A STAGGERING total of 90 per cent of the world’s data has been generated in just the past two years. But what does this ‘data revolution’ mean for higher education, students and the way they are taught? LITE Teaching Project Enhancement Leader, Dr Luke Burns, explores here this changing world.
We are awash with data, whether these be more traditional datasets such as school performance statistics or store revenue estimations or newer forms of what we now term ‘Big Data’.
These new and exciting datasets include social media interactions like Facebook check-ins or geolocated tweets and data generated from a wide range of daily activities such as loyalty card swipes, mobile phone usage, credit card spends and internet searches.
There is no doubt that we live in a data rich society so much so that 90% of the world’s data has been generated in the past two years, and that is one statistic that we should sit up and take notice of.
As educators, we need to both enthuse and nurture the next generation of the workforce where such data and analytical skills will only grow in importance.
The ‘data revolution’ is here to stay and with that comes a need for people with the appropriate skills to help turn this mass of data into meaningful action.
Data skills are not just important when developing the next cohort of computer programmers, accountants or statisticians, these quantitative skills are necessary across the full breadth of industry.
With such rich data at our fingers tips both the public and private sectors are looking to skilled graduates to help them better understand this data and make informed decisions.
One great line that succinctly sums up this demand-supply relationship is that “Businesses are drowning in data but starving for insights”.
Sadly, in the UK we are generally poor when it comes to teaching and learning quantitative skills. Many people are open in their lack of confidence when working with numbers whereas others vastly overstate their abilities, perhaps deliberately.
This is somewhat highlighted by the market research company Ipsos MORI’s bi-annual opinion poll of MP’s.
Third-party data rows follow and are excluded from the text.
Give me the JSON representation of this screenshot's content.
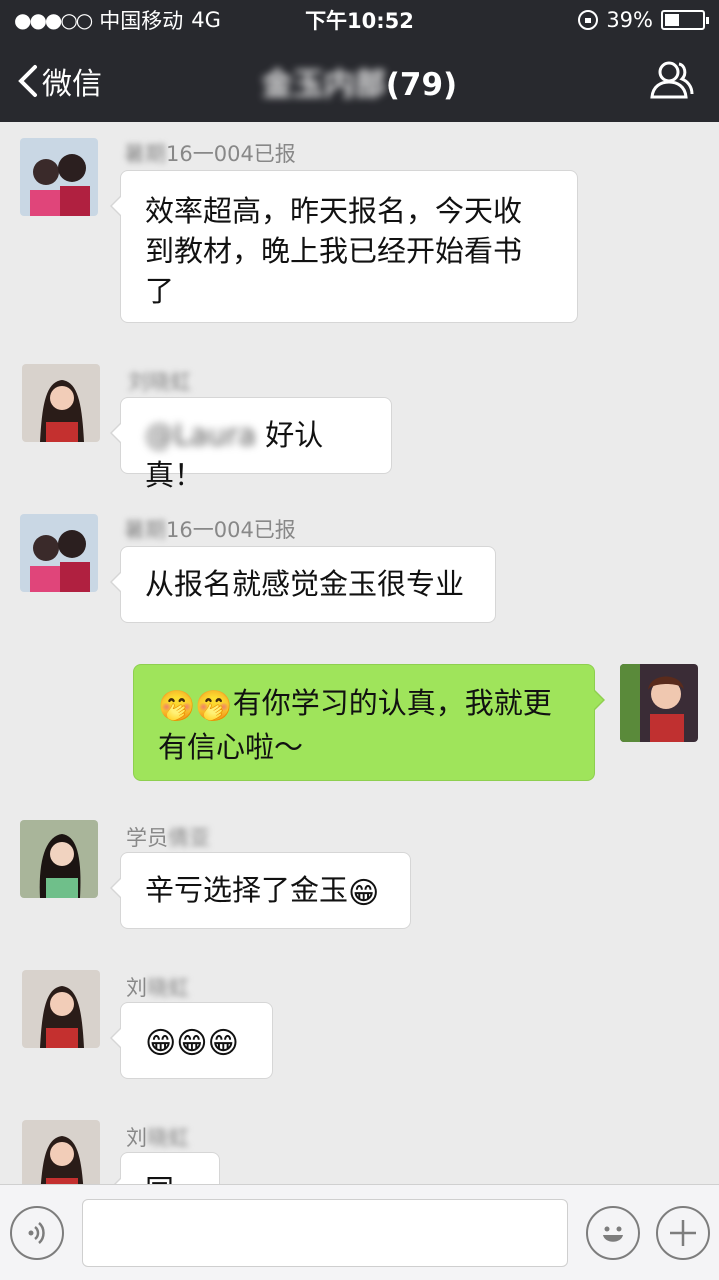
{
  "status_bar": {
    "carrier": "中国移动",
    "network": "4G",
    "time": "下午10:52",
    "battery": "39%",
    "battery_level": 0.39
  },
  "nav": {
    "back_label": "微信",
    "title_blurred": "金玉内部",
    "title_suffix": "(79)"
  },
  "messages": [
    {
      "sender_blurred": "暑期",
      "sender_tail": "16一004已报",
      "lines": [
        "效率超高，昨天报名，今天收",
        "到教材，晚上我已经开始看书",
        "了"
      ]
    },
    {
      "sender_blurred": "刘晓虹",
      "sender_tail": "",
      "text_blurred": "@Laura",
      "text": "好认真！"
    },
    {
      "sender_blurred": "暑期",
      "sender_tail": "16一004已报",
      "text": "从报名就感觉金玉很专业"
    },
    {
      "outgoing": true,
      "lines": [
        "有你学习的认真，我就更",
        "有信心啦～"
      ],
      "emojis": [
        "🤭",
        "🤭"
      ]
    },
    {
      "sender_visible": "学员",
      "sender_blurred": "倩亚",
      "text": "辛亏选择了金玉",
      "emoji": "😁"
    },
    {
      "sender_visible": "刘",
      "sender_blurred": "晓虹",
      "emojis": [
        "😁",
        "😁",
        "😁"
      ]
    },
    {
      "sender_visible": "刘",
      "sender_blurred": "晓虹",
      "text": "同感"
    }
  ],
  "input_bar": {
    "voice_icon": "voice-icon",
    "emoji_icon": "emoji-icon",
    "plus_icon": "plus-icon",
    "placeholder": ""
  },
  "colors": {
    "topbar": "#28292e",
    "chat_bg": "#ebebeb",
    "out_bubble": "#9fe45b"
  }
}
In winter 2011, the Royal Statistics Society approached Ipsos MORI and asked if they could slip a question into this poll to test the basic quantitative skills of MP’s – the result was rather startling. The question posed was a simple one: What is the chance of getting two heads if you toss a coin twice?
MP’s were given five multiple-choice responses to select from, meaning that even a wild guess would lead to a 20% chance of getting the answer right, and only 40% responded correctly.
The fact that only two-in-five MP’s could conduct a simple probability is alarming in itself but even more so when close to 80% of the same group of MP’s declared confidence in their numeracy skills.
With half of these people being on the then government list and all very well-educated, not to mention making big decisions on risk and return on a daily basis, our approach to quantitative skills education ought to evaluated.
I have a firm belief that universities should be held to account when it comes to producing what I term ‘industry standard’ graduates – these are graduates with strong quantitative skills but also the right quantitative and data skills needed for modern-day industry.
Part of this battle is overcoming statistical anxiety and a fear of numbers as partly evidenced above. The other part is ensuring graduates have the toolkits to be able to handle some of the newer datasets that more traditional quantitative techniques can’t address, even if these are still readily taught with little consideration given towards their industry value.
There is a need to change tact, modernise curricula and reconsider approaches to teaching.
Research suggests that students first develop their core interests, and rarely sway too far from these, during their early education years and so this process of engagement with data must start much earlier than in the university lecture theatre.
My LITE project – Massive Open Online Courses: Engaging tomorrow’s data programmes today, pulls together the increasing need for specialist numerate data professionals with an appreciation that these skills need to be embedded far earlier in the education lifecycle.
The output will be a suite of freely available Massive Open Online Courses (MOOCs) aimed at pupils and teachers at the GCSE and A-Level stage of education.
The interactive courses, which will be made available via the FutureLearn platform, will enable pupils to see first-hand how data can be used to solve problems in a wide range of application areas such as crime, health and business.
The resources will be designed in a way such that they can be used by teachers for whole-class sessions or taken by interested pupils in their own time to develop their skills and interests and enhance university applications.
All resources will be fully supported and endorsed by Q-Step, a national initiative that seeks to get more social science students using and embracing data.
Whilst this project is about data and quantitative skills, it is not solely about probability and descriptive statistics – topics which have been part of quantitative curricula for many years.
It is about using engaging examples and interactive forms of teaching to introduce new datasets and the tools and techniques needed to handle them.
It is about getting young people excited at the prospect of using data and introducing these skills early enough in the educational journey such that they are pursued at the school/college level, into university and beyond.
And it is about bringing together stakeholders such as QStep, FutureLearn and the University of Leeds to generate inspiring teaching which acts as stimuli for the pursuit of contemporary quantitative skills.
With over 3 million students – 500,000 having accessed the University of Leeds’ courses – and the schools market growing, MOOCs via FutureLearn represent a real opportunity to make a difference and start developing the data professionals of tomorrow, today.